Given: (I) = 25, (n) = 33, (A) = 20, (Q) = 10

Apply Formula:

V = I /(n x Q x A)

V = 25/(33 x 10 x 20)

V = 25/ 6600

V = 3.78 x 10^-3 m/s

Drift velocity (V) = 3.78 x 10^-3 m/s

**Question 2:** A copper wire with a cross-sectional area of 2.0 mm^2 may carry a current of 1 A. Find the electron drift velocity if the number density of electrons in the wire is 13 x 10^28 carriers/m^3.

**Solution:**

Given:

Current flowing through wire I = 1 A

Cross-sectional area A = 2 mm^2 = 2 x 10^-6 m^2

Number density = 13 x 10^28 carriers/m^3

v = I/(nAQ)

= 1/(2 x 10^-6 x 13 x 10^28)

= 3.846 x 10^-24 m/s.

Therefore, the drift velocity of charged particles is 3.846 x 10^-24 m/s.

**1. What is the drift velocity order?**

The electron drift velocity in a conductor is on the order of 10^-4 m/s. When compared to the thermal speed, which is on the order of 105 m/s, it is insignificant.

**2. What is the drift velocity speed?**

In a metal wire, the individual electron velocity is frequently millions of kilometres per hour. The signal velocity is often a hundred million to a trillion kilometres per hour, but the drift velocity is typically only a few metres per hour.

**3. Is there a relationship between drift velocity and length?**

When dealing with a macroscopic (everyday life) wire, the drift velocity is independent of the wire's length or cross-sectional area.

**4. Does the diameter of the wire affect drift velocity?**

Drift velocity is unaffected by the conductor's diameter or cross-sectional area.

**5. What can be done to increase drift velocity?**

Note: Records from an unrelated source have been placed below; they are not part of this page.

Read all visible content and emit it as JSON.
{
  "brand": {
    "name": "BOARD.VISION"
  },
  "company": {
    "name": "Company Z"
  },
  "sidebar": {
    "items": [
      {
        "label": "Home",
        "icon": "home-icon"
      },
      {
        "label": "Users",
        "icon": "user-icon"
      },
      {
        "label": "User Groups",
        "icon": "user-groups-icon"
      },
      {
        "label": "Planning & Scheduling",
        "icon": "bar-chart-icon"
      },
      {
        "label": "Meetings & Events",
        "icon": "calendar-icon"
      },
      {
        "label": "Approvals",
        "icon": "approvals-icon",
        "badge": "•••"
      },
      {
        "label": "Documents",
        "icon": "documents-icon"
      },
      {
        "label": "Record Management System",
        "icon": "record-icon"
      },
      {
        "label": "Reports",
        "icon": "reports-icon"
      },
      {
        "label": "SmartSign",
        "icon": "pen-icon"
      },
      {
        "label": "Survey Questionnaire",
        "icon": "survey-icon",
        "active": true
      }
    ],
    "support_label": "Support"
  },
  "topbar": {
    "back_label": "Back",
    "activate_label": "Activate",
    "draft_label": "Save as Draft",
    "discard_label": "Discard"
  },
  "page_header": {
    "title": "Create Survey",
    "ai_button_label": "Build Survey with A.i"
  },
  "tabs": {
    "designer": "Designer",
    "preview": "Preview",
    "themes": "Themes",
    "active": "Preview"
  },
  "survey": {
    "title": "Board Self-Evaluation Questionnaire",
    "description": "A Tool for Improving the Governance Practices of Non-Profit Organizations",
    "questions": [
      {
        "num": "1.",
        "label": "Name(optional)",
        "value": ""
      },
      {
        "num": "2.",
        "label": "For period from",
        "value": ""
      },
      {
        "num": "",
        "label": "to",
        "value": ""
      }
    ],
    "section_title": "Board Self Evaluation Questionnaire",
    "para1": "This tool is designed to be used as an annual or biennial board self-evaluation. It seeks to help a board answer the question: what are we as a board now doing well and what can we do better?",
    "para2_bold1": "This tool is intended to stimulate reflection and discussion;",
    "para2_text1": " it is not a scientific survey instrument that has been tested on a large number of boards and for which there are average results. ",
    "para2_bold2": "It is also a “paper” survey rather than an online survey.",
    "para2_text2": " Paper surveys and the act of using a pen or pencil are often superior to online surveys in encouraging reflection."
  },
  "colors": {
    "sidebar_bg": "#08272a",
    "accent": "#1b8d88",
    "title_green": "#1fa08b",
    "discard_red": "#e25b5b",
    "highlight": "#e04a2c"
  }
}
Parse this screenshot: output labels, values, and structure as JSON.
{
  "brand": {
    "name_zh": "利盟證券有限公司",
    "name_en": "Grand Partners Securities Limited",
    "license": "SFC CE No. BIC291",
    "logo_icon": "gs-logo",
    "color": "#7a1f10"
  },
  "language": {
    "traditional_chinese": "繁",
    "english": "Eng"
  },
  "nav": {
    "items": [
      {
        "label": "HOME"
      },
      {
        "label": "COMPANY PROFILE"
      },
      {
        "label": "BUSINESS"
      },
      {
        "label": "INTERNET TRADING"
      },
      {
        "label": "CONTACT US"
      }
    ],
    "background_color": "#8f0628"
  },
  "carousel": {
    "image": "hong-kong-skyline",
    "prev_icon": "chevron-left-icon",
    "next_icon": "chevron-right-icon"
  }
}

To begin, we can state that increasing the conductor's temperature increases the electrons' kinetic energy. As a result, their drift velocity should increase as the temperature increases.